**Stored items:**
━━━━━━━━━━
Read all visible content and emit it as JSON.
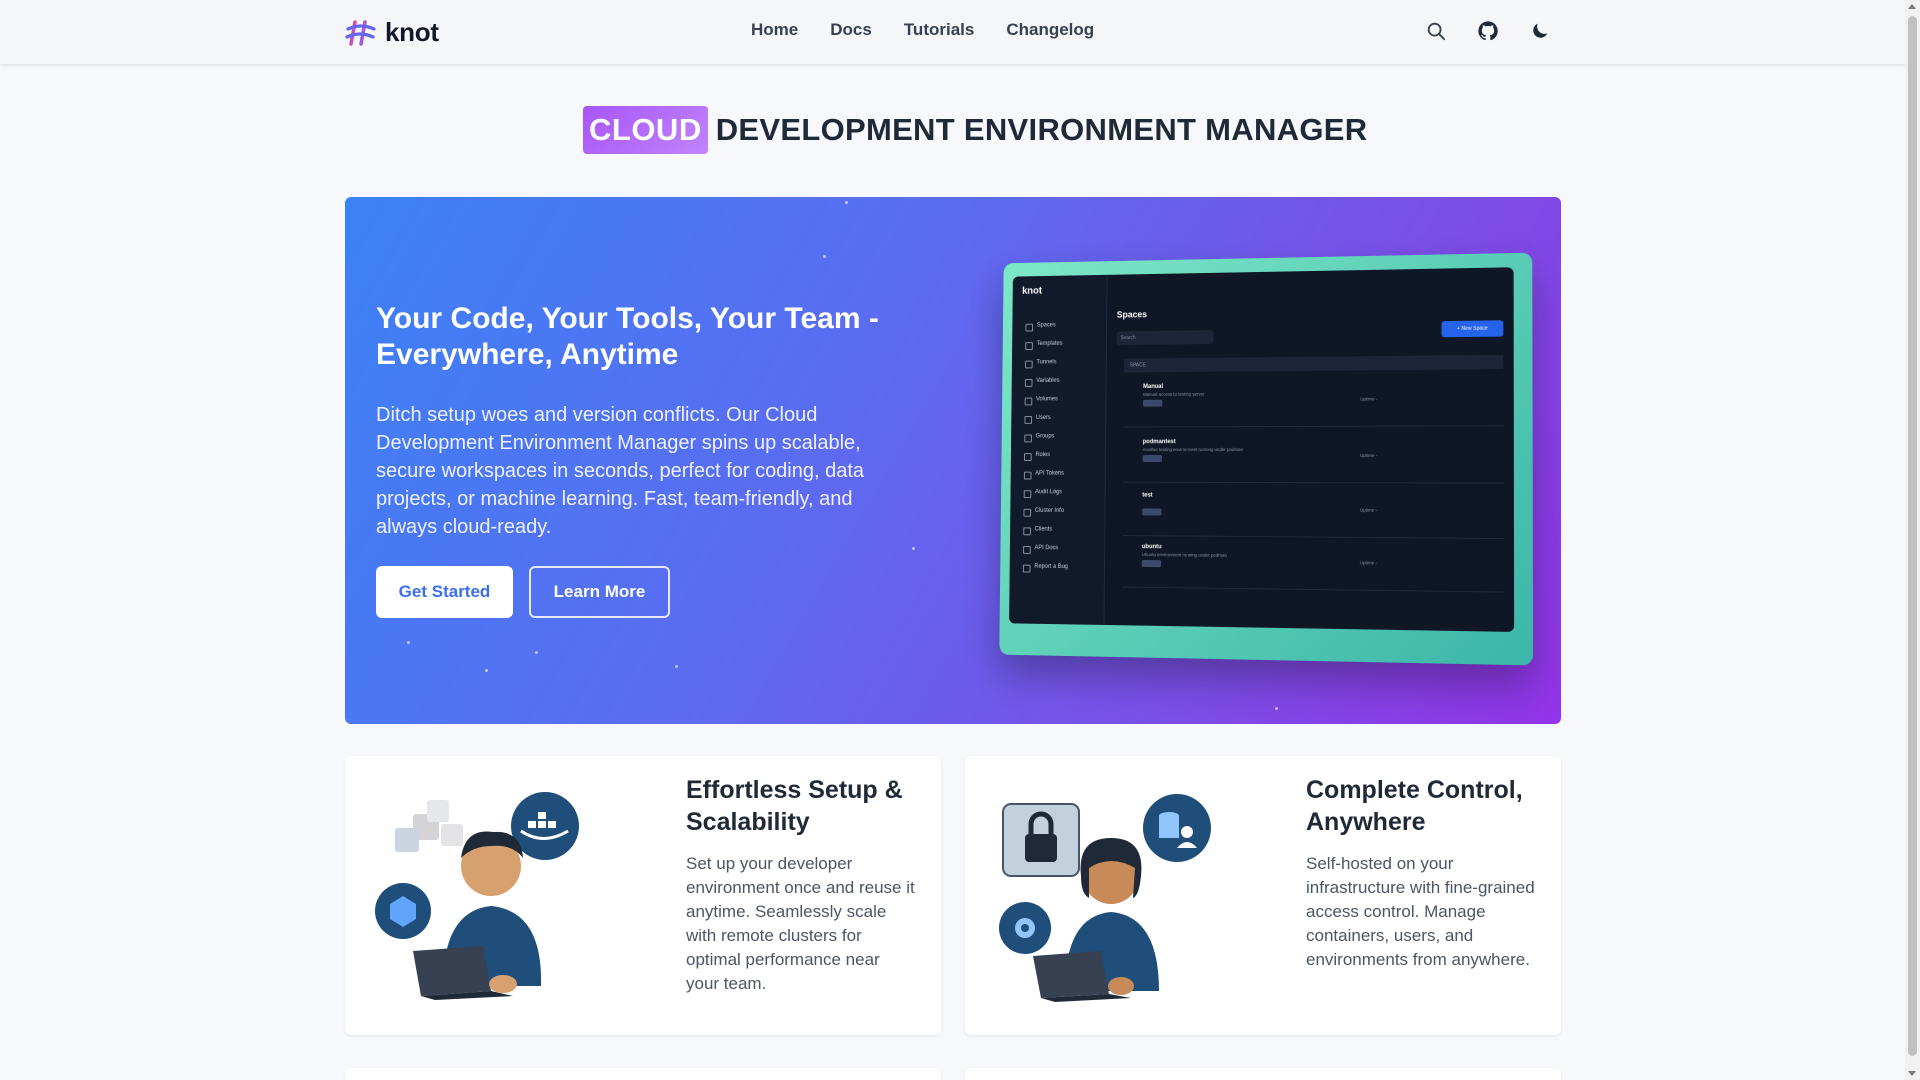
{
  "header": {
    "brand": "knot",
    "nav": [
      "Home",
      "Docs",
      "Tutorials",
      "Changelog"
    ],
    "icons": [
      "search-icon",
      "github-icon",
      "moon-icon"
    ]
  },
  "title": {
    "highlight": "CLOUD",
    "rest": "DEVELOPMENT ENVIRONMENT MANAGER"
  },
  "hero": {
    "heading": "Your Code, Your Tools, Your Team - Everywhere, Anytime",
    "description": "Ditch setup woes and version conflicts. Our Cloud Development Environment Manager spins up scalable, secure workspaces in seconds, perfect for coding, data projects, or machine learning. Fast, team-friendly, and always cloud-ready.",
    "primary_button": "Get Started",
    "secondary_button": "Learn More",
    "mock": {
      "logo": "knot",
      "nav": [
        "Spaces",
        "Templates",
        "Tunnels",
        "Variables",
        "Volumes",
        "Users",
        "Groups",
        "Roles",
        "API Tokens",
        "Audit Logs",
        "Cluster Info",
        "Clients",
        "API Docs",
        "Report a Bug"
      ],
      "heading": "Spaces",
      "search": "Search",
      "new_button": "+ New Space",
      "table_head": "SPACE",
      "rows": [
        {
          "name": "Manual",
          "desc": "Manual access to testing server",
          "status": "Uptime -"
        },
        {
          "name": "podmantest",
          "desc": "Another testing environment running under podman",
          "status": "Uptime -"
        },
        {
          "name": "test",
          "desc": "",
          "status": "Uptime -"
        },
        {
          "name": "ubuntu",
          "desc": "Ubuntu environment running under podman",
          "status": "Uptime -"
        }
      ]
    }
  },
  "features": [
    {
      "title": "Effortless Setup & Scalability",
      "text": "Set up your developer environment once and reuse it anytime. Seamlessly scale with remote clusters for optimal performance near your team."
    },
    {
      "title": "Complete Control, Anywhere",
      "text": "Self-hosted on your infrastructure with fine-grained access control. Manage containers, users, and environments from anywhere."
    }
  ],
  "colors": {
    "hero_start": "#3b82f6",
    "hero_end": "#9333ea",
    "highlight": "#a855f7"
  }
}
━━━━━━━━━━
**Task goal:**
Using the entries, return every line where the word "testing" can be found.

**Your solution:**
          "desc": "Manual access to testing server",
          "desc": "Another testing environment running under podman",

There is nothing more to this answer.